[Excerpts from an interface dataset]
>>

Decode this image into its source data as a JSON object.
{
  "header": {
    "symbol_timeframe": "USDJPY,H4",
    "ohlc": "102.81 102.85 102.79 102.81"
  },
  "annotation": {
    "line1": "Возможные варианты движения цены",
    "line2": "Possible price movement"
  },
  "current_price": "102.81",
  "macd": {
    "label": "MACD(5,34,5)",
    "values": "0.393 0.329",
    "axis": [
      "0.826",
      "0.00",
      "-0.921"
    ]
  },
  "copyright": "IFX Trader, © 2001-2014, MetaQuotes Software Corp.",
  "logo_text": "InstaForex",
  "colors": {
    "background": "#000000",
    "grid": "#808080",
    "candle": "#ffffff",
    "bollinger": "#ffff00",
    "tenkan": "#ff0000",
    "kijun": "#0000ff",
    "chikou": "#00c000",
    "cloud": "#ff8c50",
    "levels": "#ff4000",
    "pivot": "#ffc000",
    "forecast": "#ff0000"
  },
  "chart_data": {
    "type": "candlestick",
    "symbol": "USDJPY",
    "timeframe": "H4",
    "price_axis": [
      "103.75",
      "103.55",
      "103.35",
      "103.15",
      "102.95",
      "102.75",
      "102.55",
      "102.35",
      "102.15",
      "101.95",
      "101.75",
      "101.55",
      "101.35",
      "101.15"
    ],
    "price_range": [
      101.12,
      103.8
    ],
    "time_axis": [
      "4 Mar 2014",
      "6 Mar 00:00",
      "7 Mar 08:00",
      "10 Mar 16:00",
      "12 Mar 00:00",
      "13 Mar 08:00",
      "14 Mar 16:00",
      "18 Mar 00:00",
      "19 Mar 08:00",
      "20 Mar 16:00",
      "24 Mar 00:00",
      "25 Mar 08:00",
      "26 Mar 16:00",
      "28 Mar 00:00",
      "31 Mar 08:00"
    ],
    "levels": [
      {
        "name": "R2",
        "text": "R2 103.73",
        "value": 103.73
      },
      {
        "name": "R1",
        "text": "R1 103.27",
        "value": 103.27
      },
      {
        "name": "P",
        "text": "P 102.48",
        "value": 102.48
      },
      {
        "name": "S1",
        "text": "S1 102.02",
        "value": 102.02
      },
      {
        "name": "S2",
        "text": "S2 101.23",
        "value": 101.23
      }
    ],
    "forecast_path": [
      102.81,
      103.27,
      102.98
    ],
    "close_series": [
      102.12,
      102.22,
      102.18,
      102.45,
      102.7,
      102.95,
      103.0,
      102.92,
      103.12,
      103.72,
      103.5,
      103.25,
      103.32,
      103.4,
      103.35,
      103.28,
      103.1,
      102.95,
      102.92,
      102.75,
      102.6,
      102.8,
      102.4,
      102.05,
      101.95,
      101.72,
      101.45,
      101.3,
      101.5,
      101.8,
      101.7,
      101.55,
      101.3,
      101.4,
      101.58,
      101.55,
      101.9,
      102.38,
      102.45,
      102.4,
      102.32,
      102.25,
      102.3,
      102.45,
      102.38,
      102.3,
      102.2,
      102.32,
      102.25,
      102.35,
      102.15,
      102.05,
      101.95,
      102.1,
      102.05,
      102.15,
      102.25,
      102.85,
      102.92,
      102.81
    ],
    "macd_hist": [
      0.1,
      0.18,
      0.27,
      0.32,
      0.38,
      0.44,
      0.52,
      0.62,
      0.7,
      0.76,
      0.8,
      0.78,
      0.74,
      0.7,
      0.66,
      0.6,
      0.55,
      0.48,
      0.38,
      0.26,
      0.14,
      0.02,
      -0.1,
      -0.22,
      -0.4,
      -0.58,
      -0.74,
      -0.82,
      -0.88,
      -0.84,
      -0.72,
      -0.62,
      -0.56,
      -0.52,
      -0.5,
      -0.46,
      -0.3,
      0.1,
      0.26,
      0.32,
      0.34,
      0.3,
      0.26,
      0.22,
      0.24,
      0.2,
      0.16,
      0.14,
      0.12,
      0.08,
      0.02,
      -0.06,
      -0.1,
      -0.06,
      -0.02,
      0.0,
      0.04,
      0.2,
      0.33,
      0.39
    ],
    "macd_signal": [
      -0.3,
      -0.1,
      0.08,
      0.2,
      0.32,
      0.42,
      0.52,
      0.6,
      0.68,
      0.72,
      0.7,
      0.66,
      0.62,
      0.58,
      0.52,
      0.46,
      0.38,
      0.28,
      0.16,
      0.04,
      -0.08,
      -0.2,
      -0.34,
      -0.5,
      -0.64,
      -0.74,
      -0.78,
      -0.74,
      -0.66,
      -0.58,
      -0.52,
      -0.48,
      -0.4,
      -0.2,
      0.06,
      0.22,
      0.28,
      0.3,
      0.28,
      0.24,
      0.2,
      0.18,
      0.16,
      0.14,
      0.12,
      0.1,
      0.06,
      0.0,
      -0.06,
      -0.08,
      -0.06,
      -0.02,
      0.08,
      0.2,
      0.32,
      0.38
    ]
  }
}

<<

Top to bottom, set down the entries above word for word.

ANSWER SECTION:
Decode this image into its source data as a JSON object.
{
  "header": {
    "symbol_timeframe": "USDJPY,H4",
    "ohlc": "102.81 102.85 102.79 102.81"
  },
  "annotation": {
    "line1": "Возможные варианты движения цены",
    "line2": "Possible price movement"
  },
  "current_price": "102.81",
  "macd": {
    "label": "MACD(5,34,5)",
    "values": "0.393 0.329",
    "axis": [
      "0.826",
      "0.00",
      "-0.921"
    ]
  },
  "copyright": "IFX Trader, © 2001-2014, MetaQuotes Software Corp.",
  "logo_text": "InstaForex",
  "colors": {
    "background": "#000000",
    "grid": "#808080",
    "candle": "#ffffff",
    "bollinger": "#ffff00",
    "tenkan": "#ff0000",
    "kijun": "#0000ff",
    "chikou": "#00c000",
    "cloud": "#ff8c50",
    "levels": "#ff4000",
    "pivot": "#ffc000",
    "forecast": "#ff0000"
  },
  "chart_data": {
    "type": "candlestick",
    "symbol": "USDJPY",
    "timeframe": "H4",
    "price_axis": [
      "103.75",
      "103.55",
      "103.35",
      "103.15",
      "102.95",
      "102.75",
      "102.55",
      "102.35",
      "102.15",
      "101.95",
      "101.75",
      "101.55",
      "101.35",
      "101.15"
    ],
    "price_range": [
      101.12,
      103.8
    ],
    "time_axis": [
      "4 Mar 2014",
      "6 Mar 00:00",
      "7 Mar 08:00",
      "10 Mar 16:00",
      "12 Mar 00:00",
      "13 Mar 08:00",
      "14 Mar 16:00",
      "18 Mar 00:00",
      "19 Mar 08:00",
      "20 Mar 16:00",
      "24 Mar 00:00",
      "25 Mar 08:00",
      "26 Mar 16:00",
      "28 Mar 00:00",
      "31 Mar 08:00"
    ],
    "levels": [
      {
        "name": "R2",
        "text": "R2 103.73",
        "value": 103.73
      },
      {
        "name": "R1",
        "text": "R1 103.27",
        "value": 103.27
      },
      {
        "name": "P",
        "text": "P 102.48",
        "value": 102.48
      },
      {
        "name": "S1",
        "text": "S1 102.02",
        "value": 102.02
      },
      {
        "name": "S2",
        "text": "S2 101.23",
        "value": 101.23
      }
    ],
    "forecast_path": [
      102.81,
      103.27,
      102.98
    ],
    "close_series": [
      102.12,
      102.22,
      102.18,
      102.45,
      102.7,
      102.95,
      103.0,
      102.92,
      103.12,
      103.72,
      103.5,
      103.25,
      103.32,
      103.4,
      103.35,
      103.28,
      103.1,
      102.95,
      102.92,
      102.75,
      102.6,
      102.8,
      102.4,
      102.05,
      101.95,
      101.72,
      101.45,
      101.3,
      101.5,
      101.8,
      101.7,
      101.55,
      101.3,
      101.4,
      101.58,
      101.55,
      101.9,
      102.38,
      102.45,
      102.4,
      102.32,
      102.25,
      102.3,
      102.45,
      102.38,
      102.3,
      102.2,
      102.32,
      102.25,
      102.35,
      102.15,
      102.05,
      101.95,
      102.1,
      102.05,
      102.15,
      102.25,
      102.85,
      102.92,
      102.81
    ],
    "macd_hist": [
      0.1,
      0.18,
      0.27,
      0.32,
      0.38,
      0.44,
      0.52,
      0.62,
      0.7,
      0.76,
      0.8,
      0.78,
      0.74,
      0.7,
      0.66,
      0.6,
      0.55,
      0.48,
      0.38,
      0.26,
      0.14,
      0.02,
      -0.1,
      -0.22,
      -0.4,
      -0.58,
      -0.74,
      -0.82,
      -0.88,
      -0.84,
      -0.72,
      -0.62,
      -0.56,
      -0.52,
      -0.5,
      -0.46,
      -0.3,
      0.1,
      0.26,
      0.32,
      0.34,
      0.3,
      0.26,
      0.22,
      0.24,
      0.2,
      0.16,
      0.14,
      0.12,
      0.08,
      0.02,
      -0.06,
      -0.1,
      -0.06,
      -0.02,
      0.0,
      0.04,
      0.2,
      0.33,
      0.39
    ],
    "macd_signal": [
      -0.3,
      -0.1,
      0.08,
      0.2,
      0.32,
      0.42,
      0.52,
      0.6,
      0.68,
      0.72,
      0.7,
      0.66,
      0.62,
      0.58,
      0.52,
      0.46,
      0.38,
      0.28,
      0.16,
      0.04,
      -0.08,
      -0.2,
      -0.34,
      -0.5,
      -0.64,
      -0.74,
      -0.78,
      -0.74,
      -0.66,
      -0.58,
      -0.52,
      -0.48,
      -0.4,
      -0.2,
      0.06,
      0.22,
      0.28,
      0.3,
      0.28,
      0.24,
      0.2,
      0.18,
      0.16,
      0.14,
      0.12,
      0.1,
      0.06,
      0.0,
      -0.06,
      -0.08,
      -0.06,
      -0.02,
      0.08,
      0.2,
      0.32,
      0.38
    ]
  }
}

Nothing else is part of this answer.